My final highlight goes back to the deep sea sharks, where Steve Campana tagged and tracked Greenland sharks from two different locations using pop-up satellite tags. Despite the slow, lethargic nature of these sharks, there wasn’t a single tagged shark that didn’t migrate over 1,000 km (over 621 miles) from the capture site. Sharks tagged in the Arctic made for Greenland across the Davis Strait, while those tagged off of Nova Scotia headed past the Gulf Stream to an area over the Atlantic abyssal plain. The Atlantic sharks traveled deeper and in warmer water than those in the Arctic, but both sets of sharks swam well above the bottom in the water column. Yet another species that seems to do whatever the hell it wants.
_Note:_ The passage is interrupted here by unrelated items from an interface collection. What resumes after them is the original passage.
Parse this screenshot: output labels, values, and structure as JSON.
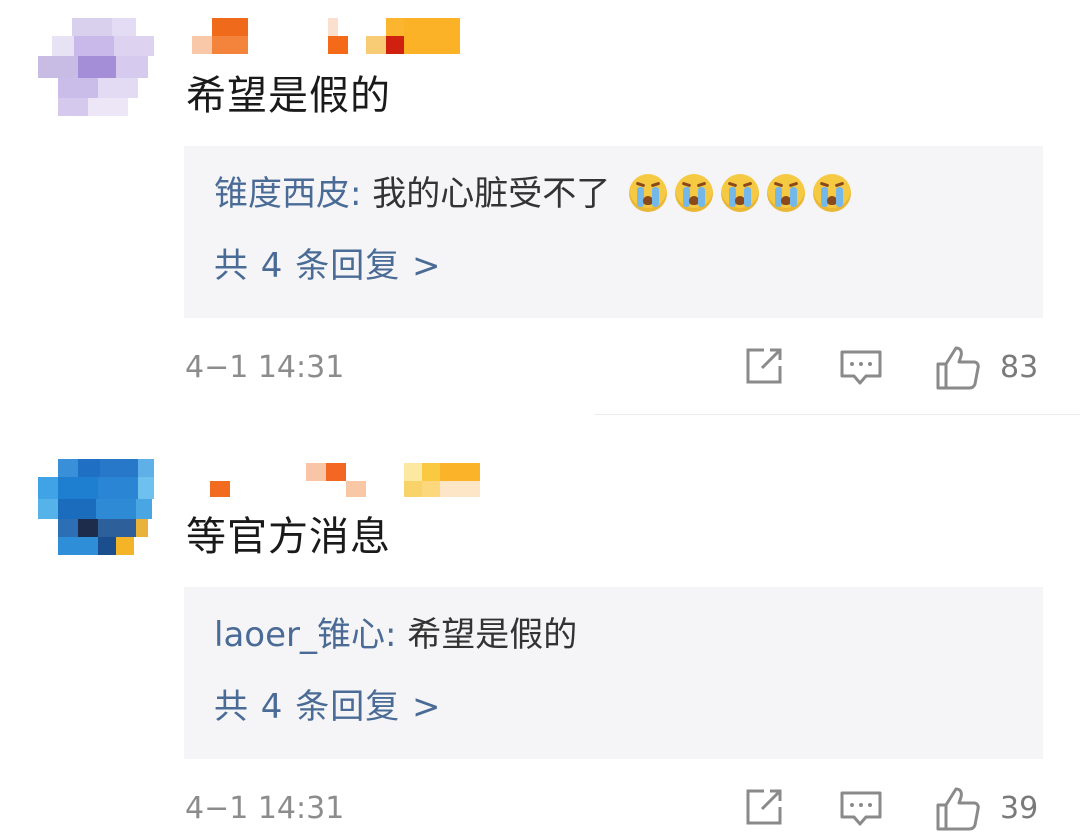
{
  "comments": [
    {
      "text": "希望是假的",
      "reply": {
        "author": "锥度西皮",
        "colon": ":",
        "text": "我的心脏受不了",
        "emoji_count": 5,
        "emoji_icon": "crying-face-icon"
      },
      "reply_count_label": "共 4 条回复 >",
      "time": "4−1 14:31",
      "likes": "83"
    },
    {
      "text": "等官方消息",
      "reply": {
        "author": "laoer_锥心",
        "colon": ":",
        "text": "希望是假的"
      },
      "reply_count_label": "共 4 条回复 >",
      "time": "4−1 14:31",
      "likes": "39"
    }
  ],
  "icons": {
    "share": "share-icon",
    "reply": "comment-icon",
    "like": "thumbs-up-icon"
  },
  "colors": {
    "link": "#4a6b96",
    "reply_bg": "#f5f5f7",
    "meta": "#8c8c8c"
  }
}
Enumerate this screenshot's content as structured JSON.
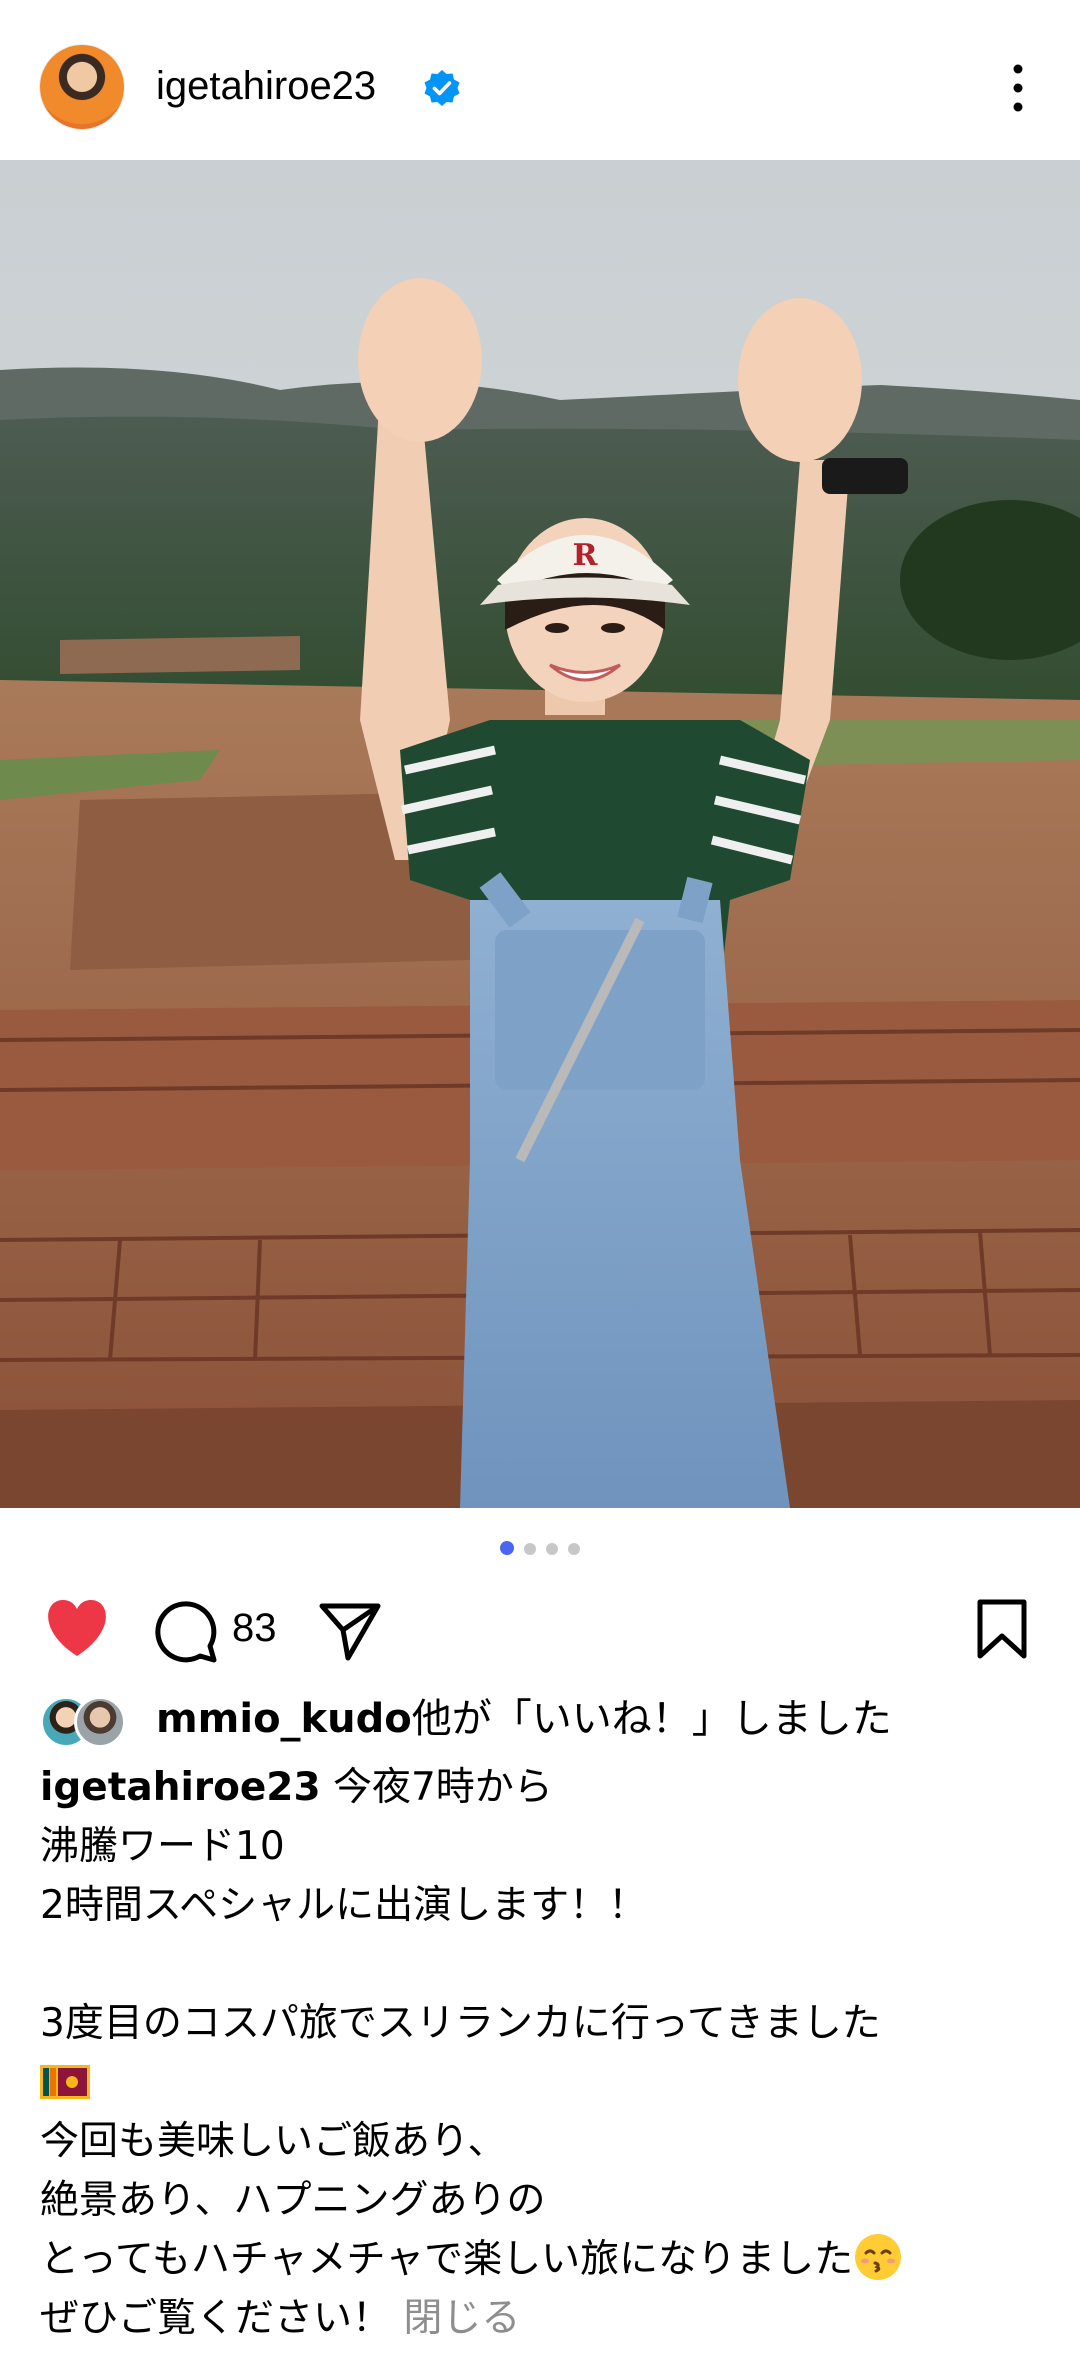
{
  "header": {
    "username": "igetahiroe23",
    "verified_icon": "verified-badge-icon",
    "more_icon": "more-vertical-icon"
  },
  "carousel": {
    "count": 4,
    "active_index": 0
  },
  "actions": {
    "like_icon": "heart-filled-icon",
    "like_color": "#ed3747",
    "comment_icon": "comment-icon",
    "comment_count": "83",
    "share_icon": "send-icon",
    "save_icon": "bookmark-icon"
  },
  "likes": {
    "user": "mmio_kudo",
    "suffix": "他が「いいね！」しました"
  },
  "caption": {
    "username": "igetahiroe23",
    "line1": " 今夜7時から",
    "line2": "沸騰ワード10",
    "line3": "2時間スペシャルに出演します！！",
    "line4": "3度目のコスパ旅でスリランカに行ってきました",
    "line5_icon": "sri-lanka-flag-icon",
    "line6": "今回も美味しいご飯あり、",
    "line7": "絶景あり、ハプニングありの",
    "line8": "とってもハチャメチャで楽しい旅になりました",
    "line8_icon": "kissing-face-icon",
    "line9": "ぜひご覧ください！",
    "close_label": "閉じる"
  },
  "colors": {
    "accent_blue": "#4a65f0",
    "verified_blue": "#0095f6",
    "muted_gray": "#8e8e8e"
  }
}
And that’s that. The end of AES feels like the end of summer camp every year, but that just means I keep coming back. This has been a great conference and I hope to continue hanging out and working with my fellow elasmophiles well into the future. Tomorrow I’ll be checking out the Vancouver Aquarium as the last official part of AES, then it’s just exploring Vancouver until I fly home. Thanks for reading.